Building the Prototype Chizler Intake Manifold
To complement new iron and aluminum blocks being developed to meet the demand for early Hemi blocks, racers Gene Adams and Ron Pratt were determined to develop a new tall runner single plane four barrel intake manifold for the traditional Hemi. They believed a well designed piece could out power current manifolds and still offer good low and mid-range torque. Click here for Dyno Test
Performance gains offered by the current crop of tall runner single plane intakes are substantial in many cases. With a near line of sight path to the valve, the mixture is unencumbered by abrupt area and directional changes. Velocity is maintained and mixture quality is improved. Unfortunately a good version does not exist for early Hemis. To rectify that Adams turned to Engine Masters Challenge partner Nick Smithberg to fabricate a suitable prototype for testing. Smithberg's special talents had already delivered strong performances in the EMC and on any number of high end custom applications.
Smithberg examined many existing manifolds to see if there was one that could be easily modified. There wasn't. But he noted that GM's racing intake for the NASCAR RO7 engine was very close in terms of runner angle and spacing. It seemed the best choice available so he got one and proceeded to chop it up.
The accompanying photo sequence shows how the manifold was initially measured and checked on the Hemi engine. Then it was cut into quarters and spacers were cut to fill the space required to move the ports into proper alignment. The spacers had to be shaped and pinned in place prior to welding. A lot of thought went into making sure the runner angles and lengths were properly maintained and well matched to the Hemi port angles. Follow the sequence from left to right and down as the photos detail the prototype construction. Click photo to enlarge

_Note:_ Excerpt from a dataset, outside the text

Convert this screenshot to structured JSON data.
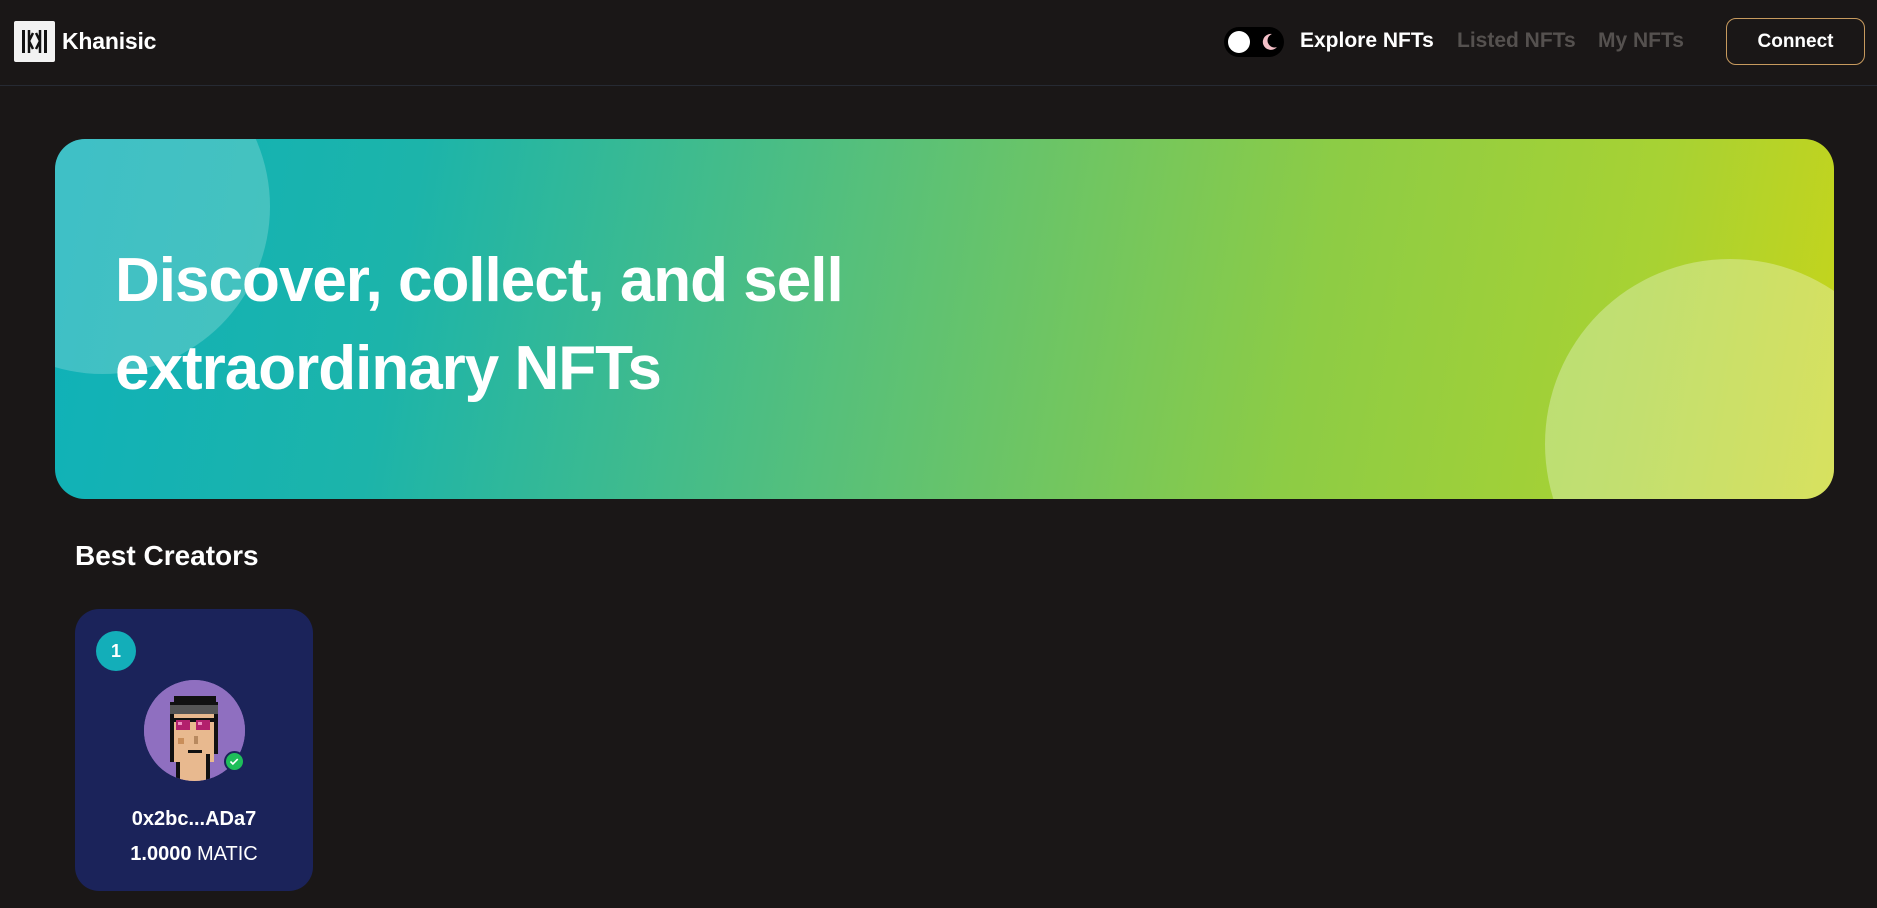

The intricate process of cutting this manifold apart and re-configuring it to fit an early Hemi was quite tedious and required considerable brainstorming before cutting metal. Among the critical tasks was maintaining proper runner to runner balance so the ports are all equal. The original GM intake comes with very small ports and it is meant to be custom ported. Smithberg was challenged to maintain optimum port alignment and entry angles, balance and equal cross sections in each port to ensure optimum power from every cylinder. This was no easy task in a manifold that had been severely modified.
Smithberg does this sort of thing all the time and Adams had great faith that the final product would perform well. The subsequent Dyno Test of this prototype proved its worth. As noted in that story, they are now regrouping to make the final product in two different runner sizes and as a two-piece intake to make porting easier for custom applications. This is how hot rodders used to build the parts they needed back in the day. Its still happening today as the pioneering old timers and new young guns join forces to build powerful new pieces that other hot rodders can use. That's quite encouraging, not just for Hemi fans, but for hot rodding itself.
With the success of the initial prototype, development is in full swing and we will bring you the full story as these pieces come available for Hemi owners anxious to apply them on the street and the race track.
1901 Clay Street
Fort Calhoun, NE 68023